REQUIREMENT » Please give back an exact reproduction of the lines from the one with "Extract the structured" through the end of the entries below, and no others.

*** Opening of INPUT MATERIAL ***

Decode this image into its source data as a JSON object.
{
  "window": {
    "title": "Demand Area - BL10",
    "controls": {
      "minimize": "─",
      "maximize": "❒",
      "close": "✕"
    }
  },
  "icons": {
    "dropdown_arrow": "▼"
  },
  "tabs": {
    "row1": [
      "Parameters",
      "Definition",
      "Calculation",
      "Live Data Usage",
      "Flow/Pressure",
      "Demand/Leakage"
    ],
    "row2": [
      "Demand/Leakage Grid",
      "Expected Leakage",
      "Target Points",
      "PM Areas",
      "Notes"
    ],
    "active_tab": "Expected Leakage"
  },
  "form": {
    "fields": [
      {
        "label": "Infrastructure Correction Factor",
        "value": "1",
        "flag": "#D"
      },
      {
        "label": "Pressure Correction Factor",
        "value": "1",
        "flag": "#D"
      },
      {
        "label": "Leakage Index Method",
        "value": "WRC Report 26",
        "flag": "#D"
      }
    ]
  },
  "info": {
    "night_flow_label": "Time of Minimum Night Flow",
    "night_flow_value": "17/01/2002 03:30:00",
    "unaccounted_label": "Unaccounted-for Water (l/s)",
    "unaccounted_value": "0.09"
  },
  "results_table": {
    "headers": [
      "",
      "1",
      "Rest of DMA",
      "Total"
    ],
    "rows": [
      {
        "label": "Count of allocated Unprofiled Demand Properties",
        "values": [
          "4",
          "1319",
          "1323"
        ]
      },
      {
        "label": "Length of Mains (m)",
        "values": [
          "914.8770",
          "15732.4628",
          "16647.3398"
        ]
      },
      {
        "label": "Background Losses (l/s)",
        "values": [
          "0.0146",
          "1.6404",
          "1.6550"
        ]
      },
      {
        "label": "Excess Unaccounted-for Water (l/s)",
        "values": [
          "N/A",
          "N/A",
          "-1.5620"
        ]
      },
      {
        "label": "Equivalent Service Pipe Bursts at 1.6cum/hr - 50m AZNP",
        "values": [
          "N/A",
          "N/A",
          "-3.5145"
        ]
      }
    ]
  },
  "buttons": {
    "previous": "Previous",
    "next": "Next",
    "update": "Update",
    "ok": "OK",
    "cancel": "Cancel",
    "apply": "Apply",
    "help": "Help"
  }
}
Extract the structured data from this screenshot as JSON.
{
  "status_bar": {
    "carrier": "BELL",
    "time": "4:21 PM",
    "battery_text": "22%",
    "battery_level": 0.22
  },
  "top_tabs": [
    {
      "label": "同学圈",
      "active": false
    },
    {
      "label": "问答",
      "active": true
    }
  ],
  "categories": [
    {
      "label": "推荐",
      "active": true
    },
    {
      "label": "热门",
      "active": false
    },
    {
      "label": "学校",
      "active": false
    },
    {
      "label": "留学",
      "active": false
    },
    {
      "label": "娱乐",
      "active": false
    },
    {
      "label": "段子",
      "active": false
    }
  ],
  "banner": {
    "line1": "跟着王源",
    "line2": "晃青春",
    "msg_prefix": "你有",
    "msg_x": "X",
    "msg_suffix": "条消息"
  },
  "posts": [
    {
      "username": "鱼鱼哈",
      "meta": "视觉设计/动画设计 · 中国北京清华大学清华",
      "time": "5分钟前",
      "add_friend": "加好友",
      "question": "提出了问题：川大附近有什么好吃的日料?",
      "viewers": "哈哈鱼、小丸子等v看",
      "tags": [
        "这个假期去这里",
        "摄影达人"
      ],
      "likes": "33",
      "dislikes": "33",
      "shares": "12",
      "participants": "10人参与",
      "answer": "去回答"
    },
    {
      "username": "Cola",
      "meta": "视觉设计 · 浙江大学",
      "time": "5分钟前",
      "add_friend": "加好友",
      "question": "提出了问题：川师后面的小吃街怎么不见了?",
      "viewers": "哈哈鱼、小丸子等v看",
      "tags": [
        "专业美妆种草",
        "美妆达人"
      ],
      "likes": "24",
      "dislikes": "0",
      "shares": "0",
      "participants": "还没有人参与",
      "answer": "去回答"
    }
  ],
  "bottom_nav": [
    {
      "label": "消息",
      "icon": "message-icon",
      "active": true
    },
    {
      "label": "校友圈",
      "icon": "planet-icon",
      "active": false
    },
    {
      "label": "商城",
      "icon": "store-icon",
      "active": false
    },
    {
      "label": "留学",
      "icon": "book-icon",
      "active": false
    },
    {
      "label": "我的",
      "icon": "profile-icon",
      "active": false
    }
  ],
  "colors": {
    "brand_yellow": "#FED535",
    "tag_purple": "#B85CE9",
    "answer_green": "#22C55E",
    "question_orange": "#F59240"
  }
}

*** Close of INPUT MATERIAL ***

ANSWER AREA »
Extract the structured data from this screenshot as JSON.
{
  "status_bar": {
    "carrier": "BELL",
    "time": "4:21 PM",
    "battery_text": "22%",
    "battery_level": 0.22
  },
  "top_tabs": [
    {
      "label": "同学圈",
      "active": false
    },
    {
      "label": "问答",
      "active": true
    }
  ],
  "categories": [
    {
      "label": "推荐",
      "active": true
    },
    {
      "label": "热门",
      "active": false
    },
    {
      "label": "学校",
      "active": false
    },
    {
      "label": "留学",
      "active": false
    },
    {
      "label": "娱乐",
      "active": false
    },
    {
      "label": "段子",
      "active": false
    }
  ],
  "banner": {
    "line1": "跟着王源",
    "line2": "晃青春",
    "msg_prefix": "你有",
    "msg_x": "X",
    "msg_suffix": "条消息"
  },
  "posts": [
    {
      "username": "鱼鱼哈",
      "meta": "视觉设计/动画设计 · 中国北京清华大学清华",
      "time": "5分钟前",
      "add_friend": "加好友",
      "question": "提出了问题：川大附近有什么好吃的日料?",
      "viewers": "哈哈鱼、小丸子等v看",
      "tags": [
        "这个假期去这里",
        "摄影达人"
      ],
      "likes": "33",
      "dislikes": "33",
      "shares": "12",
      "participants": "10人参与",
      "answer": "去回答"
    },
    {
      "username": "Cola",
      "meta": "视觉设计 · 浙江大学",
      "time": "5分钟前",
      "add_friend": "加好友",
      "question": "提出了问题：川师后面的小吃街怎么不见了?",
      "viewers": "哈哈鱼、小丸子等v看",
      "tags": [
        "专业美妆种草",
        "美妆达人"
      ],
      "likes": "24",
      "dislikes": "0",
      "shares": "0",
      "participants": "还没有人参与",
      "answer": "去回答"
    }
  ],
  "bottom_nav": [
    {
      "label": "消息",
      "icon": "message-icon",
      "active": true
    },
    {
      "label": "校友圈",
      "icon": "planet-icon",
      "active": false
    },
    {
      "label": "商城",
      "icon": "store-icon",
      "active": false
    },
    {
      "label": "留学",
      "icon": "book-icon",
      "active": false
    },
    {
      "label": "我的",
      "icon": "profile-icon",
      "active": false
    }
  ],
  "colors": {
    "brand_yellow": "#FED535",
    "tag_purple": "#B85CE9",
    "answer_green": "#22C55E",
    "question_orange": "#F59240"
  }
}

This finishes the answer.